BRF has announced it is putting some employees on holiday leave at the Mineiros plant due to work being carried out to expand its cutting line, but stressed there was no connection to the recent management shake-up or the Carne Fraca probe. Employees, the appropriate union and the Public Ministry were informed of the decision in January and February, a company spokesperson told just-food.

Holidays of 30 days will be taken by employees who work in turkey production as of 12 March and another 623 employees who work on the chicken line leave the same date for ten days, all with compensation, the spokesperson added.  

Last week, Brazilian police arrested Pedro Faria, the former chief executive of BRF, on charges he engaged in fraud to evade food safety checks. According to Reuters, in a court ruling authorising the arrest of Faria, Judge André Duszczak said the former BRF boss and other company executives moved to cover up claims of possible food contamination.

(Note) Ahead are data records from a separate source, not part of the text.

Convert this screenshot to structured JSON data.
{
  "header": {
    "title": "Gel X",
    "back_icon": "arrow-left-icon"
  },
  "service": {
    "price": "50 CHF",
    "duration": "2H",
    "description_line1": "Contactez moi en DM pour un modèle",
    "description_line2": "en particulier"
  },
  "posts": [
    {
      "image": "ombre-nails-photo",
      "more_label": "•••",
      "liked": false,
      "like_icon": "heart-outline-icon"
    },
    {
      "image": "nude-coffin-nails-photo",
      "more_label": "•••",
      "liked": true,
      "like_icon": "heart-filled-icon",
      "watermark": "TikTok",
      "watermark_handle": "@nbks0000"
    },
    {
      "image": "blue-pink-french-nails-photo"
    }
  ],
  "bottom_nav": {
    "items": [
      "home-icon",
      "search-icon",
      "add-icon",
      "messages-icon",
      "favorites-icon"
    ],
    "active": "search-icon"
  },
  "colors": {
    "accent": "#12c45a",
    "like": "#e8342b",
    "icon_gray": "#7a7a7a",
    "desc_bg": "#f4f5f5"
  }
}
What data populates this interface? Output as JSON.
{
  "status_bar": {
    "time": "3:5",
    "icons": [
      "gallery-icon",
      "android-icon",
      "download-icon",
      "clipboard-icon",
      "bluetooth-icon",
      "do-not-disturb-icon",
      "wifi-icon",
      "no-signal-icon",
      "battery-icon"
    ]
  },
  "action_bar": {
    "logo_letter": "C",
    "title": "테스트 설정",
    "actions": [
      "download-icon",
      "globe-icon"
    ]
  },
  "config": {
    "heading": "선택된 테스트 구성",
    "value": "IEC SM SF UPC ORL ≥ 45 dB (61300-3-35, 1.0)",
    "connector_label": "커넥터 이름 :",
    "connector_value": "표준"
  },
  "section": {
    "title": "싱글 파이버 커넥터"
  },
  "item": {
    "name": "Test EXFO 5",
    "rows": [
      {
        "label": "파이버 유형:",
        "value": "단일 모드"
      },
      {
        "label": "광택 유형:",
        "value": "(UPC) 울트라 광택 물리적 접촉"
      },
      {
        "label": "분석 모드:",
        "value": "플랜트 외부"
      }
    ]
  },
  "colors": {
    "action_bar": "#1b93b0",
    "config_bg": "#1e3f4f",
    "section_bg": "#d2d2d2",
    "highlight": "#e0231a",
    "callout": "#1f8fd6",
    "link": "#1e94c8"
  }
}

Reuters quoted police as saying Faria, BRF’s CEO between 2015 and 2017, had been taken into custody in Curitiba, Paraná, along with Helio Rubens Mendes dos Santos Junior, who recently resigned as vice president of global operations.